Task requirements: Within this material, find every line where the string "City" appears, and copy it out.

Extracted entries:
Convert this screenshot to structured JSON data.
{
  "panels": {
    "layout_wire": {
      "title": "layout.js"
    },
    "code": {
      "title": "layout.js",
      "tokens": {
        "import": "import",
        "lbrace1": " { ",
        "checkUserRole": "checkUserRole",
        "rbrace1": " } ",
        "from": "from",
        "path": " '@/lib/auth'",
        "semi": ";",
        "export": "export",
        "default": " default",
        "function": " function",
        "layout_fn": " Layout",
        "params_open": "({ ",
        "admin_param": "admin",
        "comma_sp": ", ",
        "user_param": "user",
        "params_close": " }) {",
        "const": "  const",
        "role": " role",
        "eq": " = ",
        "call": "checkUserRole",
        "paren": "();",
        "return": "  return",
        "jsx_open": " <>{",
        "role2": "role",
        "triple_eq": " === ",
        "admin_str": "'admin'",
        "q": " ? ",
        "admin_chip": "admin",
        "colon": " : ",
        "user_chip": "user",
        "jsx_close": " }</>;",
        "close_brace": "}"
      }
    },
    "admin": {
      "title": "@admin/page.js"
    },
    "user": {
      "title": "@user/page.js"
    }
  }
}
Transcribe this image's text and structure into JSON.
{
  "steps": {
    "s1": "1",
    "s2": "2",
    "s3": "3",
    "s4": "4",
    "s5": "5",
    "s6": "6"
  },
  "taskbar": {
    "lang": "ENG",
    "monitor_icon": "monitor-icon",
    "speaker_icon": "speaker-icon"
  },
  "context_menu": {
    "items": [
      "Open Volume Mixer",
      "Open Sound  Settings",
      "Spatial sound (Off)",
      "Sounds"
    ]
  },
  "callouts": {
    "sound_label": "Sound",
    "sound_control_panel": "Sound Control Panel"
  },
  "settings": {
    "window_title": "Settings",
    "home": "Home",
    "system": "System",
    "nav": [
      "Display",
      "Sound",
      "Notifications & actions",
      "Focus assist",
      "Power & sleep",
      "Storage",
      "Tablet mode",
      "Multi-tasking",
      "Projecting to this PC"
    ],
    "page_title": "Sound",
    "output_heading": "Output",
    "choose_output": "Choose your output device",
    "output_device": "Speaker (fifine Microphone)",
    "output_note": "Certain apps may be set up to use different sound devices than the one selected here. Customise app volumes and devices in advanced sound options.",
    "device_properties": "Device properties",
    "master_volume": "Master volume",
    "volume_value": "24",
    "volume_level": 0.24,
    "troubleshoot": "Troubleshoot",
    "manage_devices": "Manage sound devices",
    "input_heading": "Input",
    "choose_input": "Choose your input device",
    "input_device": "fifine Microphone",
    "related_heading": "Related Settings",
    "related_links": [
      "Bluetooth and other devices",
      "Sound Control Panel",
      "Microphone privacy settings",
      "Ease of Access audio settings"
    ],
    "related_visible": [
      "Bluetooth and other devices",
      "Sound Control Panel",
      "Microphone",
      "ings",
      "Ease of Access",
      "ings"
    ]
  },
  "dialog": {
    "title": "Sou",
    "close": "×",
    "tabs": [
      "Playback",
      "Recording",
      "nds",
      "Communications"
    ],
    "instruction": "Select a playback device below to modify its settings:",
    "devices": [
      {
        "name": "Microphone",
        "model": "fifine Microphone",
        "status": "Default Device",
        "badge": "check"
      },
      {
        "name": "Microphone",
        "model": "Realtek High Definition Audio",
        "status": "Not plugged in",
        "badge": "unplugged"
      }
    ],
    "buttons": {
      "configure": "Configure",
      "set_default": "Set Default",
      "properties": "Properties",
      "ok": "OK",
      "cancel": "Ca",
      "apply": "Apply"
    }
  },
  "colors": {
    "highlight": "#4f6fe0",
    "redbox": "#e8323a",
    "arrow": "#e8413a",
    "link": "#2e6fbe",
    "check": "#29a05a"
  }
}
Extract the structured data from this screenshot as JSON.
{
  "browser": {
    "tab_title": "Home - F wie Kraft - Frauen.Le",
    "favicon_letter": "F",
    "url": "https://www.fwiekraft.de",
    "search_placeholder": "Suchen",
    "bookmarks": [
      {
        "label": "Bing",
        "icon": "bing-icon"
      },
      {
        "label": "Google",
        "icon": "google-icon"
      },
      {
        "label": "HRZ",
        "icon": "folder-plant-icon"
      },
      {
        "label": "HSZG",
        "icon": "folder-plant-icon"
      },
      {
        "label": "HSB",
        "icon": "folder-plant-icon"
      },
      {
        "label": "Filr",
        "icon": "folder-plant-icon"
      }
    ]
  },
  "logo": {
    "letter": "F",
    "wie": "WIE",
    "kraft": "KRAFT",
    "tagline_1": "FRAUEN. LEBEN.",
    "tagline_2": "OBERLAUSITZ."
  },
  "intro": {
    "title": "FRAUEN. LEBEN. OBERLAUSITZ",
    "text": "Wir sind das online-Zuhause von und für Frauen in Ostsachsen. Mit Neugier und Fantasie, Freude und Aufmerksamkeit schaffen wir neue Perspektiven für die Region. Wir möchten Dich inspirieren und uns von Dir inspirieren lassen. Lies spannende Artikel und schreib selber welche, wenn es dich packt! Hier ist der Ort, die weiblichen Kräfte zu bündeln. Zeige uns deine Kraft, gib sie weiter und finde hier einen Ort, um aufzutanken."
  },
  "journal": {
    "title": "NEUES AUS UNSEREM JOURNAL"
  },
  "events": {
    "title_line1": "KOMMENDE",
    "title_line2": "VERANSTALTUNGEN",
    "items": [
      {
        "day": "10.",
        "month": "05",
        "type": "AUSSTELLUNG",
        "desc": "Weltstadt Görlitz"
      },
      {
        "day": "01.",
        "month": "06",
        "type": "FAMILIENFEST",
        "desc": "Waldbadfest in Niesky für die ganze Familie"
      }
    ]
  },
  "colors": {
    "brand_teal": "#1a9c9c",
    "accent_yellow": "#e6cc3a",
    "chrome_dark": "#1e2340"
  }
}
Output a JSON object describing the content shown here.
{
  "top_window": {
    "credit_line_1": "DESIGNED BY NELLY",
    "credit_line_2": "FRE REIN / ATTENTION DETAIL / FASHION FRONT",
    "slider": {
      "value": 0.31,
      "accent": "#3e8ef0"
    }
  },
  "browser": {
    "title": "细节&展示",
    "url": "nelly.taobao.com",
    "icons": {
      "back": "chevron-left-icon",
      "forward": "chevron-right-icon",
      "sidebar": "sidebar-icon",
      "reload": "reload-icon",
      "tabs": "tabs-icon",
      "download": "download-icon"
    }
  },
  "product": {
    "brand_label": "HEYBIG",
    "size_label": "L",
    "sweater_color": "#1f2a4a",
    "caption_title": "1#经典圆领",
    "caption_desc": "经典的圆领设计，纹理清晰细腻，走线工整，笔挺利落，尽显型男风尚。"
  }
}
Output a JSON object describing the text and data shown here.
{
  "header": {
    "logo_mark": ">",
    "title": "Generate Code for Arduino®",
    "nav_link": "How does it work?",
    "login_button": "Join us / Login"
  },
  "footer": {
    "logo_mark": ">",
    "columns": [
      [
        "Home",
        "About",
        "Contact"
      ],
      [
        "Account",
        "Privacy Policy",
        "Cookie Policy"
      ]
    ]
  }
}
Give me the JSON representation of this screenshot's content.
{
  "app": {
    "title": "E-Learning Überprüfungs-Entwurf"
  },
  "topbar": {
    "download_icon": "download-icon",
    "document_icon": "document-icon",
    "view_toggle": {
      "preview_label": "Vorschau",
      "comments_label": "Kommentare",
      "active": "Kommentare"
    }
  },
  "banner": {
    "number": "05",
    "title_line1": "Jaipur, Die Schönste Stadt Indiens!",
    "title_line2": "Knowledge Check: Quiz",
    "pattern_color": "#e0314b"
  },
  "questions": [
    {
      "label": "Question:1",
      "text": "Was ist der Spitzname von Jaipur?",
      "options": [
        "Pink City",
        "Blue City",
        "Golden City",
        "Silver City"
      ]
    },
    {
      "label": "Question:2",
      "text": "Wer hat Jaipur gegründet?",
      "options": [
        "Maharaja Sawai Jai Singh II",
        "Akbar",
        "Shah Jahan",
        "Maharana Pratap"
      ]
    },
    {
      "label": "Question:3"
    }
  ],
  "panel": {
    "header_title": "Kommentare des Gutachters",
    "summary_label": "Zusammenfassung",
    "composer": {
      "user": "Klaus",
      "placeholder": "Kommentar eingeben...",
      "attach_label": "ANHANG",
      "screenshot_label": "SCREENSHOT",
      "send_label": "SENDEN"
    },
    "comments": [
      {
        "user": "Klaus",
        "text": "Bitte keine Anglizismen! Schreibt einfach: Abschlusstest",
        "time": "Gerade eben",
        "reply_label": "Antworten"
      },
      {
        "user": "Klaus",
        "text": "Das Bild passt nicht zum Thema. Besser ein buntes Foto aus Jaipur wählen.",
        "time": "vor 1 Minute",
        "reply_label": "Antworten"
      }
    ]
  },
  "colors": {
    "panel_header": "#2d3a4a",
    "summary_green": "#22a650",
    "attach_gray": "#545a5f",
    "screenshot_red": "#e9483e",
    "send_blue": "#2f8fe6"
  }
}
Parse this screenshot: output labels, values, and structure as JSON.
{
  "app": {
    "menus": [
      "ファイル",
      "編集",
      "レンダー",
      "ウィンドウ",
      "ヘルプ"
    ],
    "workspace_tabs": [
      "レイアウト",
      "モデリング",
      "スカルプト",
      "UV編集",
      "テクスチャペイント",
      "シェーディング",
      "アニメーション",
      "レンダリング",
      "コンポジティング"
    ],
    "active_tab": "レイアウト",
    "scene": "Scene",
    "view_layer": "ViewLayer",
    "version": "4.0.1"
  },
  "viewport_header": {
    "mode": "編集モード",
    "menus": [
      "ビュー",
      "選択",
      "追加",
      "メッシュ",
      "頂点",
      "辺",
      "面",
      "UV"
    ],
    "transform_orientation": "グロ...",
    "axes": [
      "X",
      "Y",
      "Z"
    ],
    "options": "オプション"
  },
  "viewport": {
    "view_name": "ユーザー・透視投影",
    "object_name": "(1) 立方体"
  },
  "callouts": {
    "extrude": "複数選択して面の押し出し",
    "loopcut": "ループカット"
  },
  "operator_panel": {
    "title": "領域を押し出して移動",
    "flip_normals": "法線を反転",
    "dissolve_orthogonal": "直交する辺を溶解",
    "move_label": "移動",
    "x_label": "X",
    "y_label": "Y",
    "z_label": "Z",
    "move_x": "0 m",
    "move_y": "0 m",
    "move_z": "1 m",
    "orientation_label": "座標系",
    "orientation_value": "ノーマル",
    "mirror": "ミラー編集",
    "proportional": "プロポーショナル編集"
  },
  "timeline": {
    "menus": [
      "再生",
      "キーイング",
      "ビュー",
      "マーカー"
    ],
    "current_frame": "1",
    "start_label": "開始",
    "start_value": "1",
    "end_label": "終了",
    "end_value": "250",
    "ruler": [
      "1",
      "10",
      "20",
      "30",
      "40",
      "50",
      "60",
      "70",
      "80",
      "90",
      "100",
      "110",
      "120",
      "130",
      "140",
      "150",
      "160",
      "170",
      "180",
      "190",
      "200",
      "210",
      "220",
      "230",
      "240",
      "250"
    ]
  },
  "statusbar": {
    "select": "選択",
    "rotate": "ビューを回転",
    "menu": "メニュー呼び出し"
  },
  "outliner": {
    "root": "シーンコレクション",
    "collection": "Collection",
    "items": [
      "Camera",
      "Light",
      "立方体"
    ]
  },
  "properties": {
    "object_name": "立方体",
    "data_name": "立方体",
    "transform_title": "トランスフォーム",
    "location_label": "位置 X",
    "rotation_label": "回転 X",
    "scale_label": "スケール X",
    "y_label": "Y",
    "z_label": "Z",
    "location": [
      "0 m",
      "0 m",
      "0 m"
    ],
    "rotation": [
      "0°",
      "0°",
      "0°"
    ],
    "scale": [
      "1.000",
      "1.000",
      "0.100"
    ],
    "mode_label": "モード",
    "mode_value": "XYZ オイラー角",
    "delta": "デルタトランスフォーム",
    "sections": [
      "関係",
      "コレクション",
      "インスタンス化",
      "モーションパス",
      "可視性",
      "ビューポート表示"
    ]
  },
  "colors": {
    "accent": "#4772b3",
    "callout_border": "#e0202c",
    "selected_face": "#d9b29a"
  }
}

Answer to this task:
        "Pink City",
        "Blue City",
        "Golden City",
        "Silver City"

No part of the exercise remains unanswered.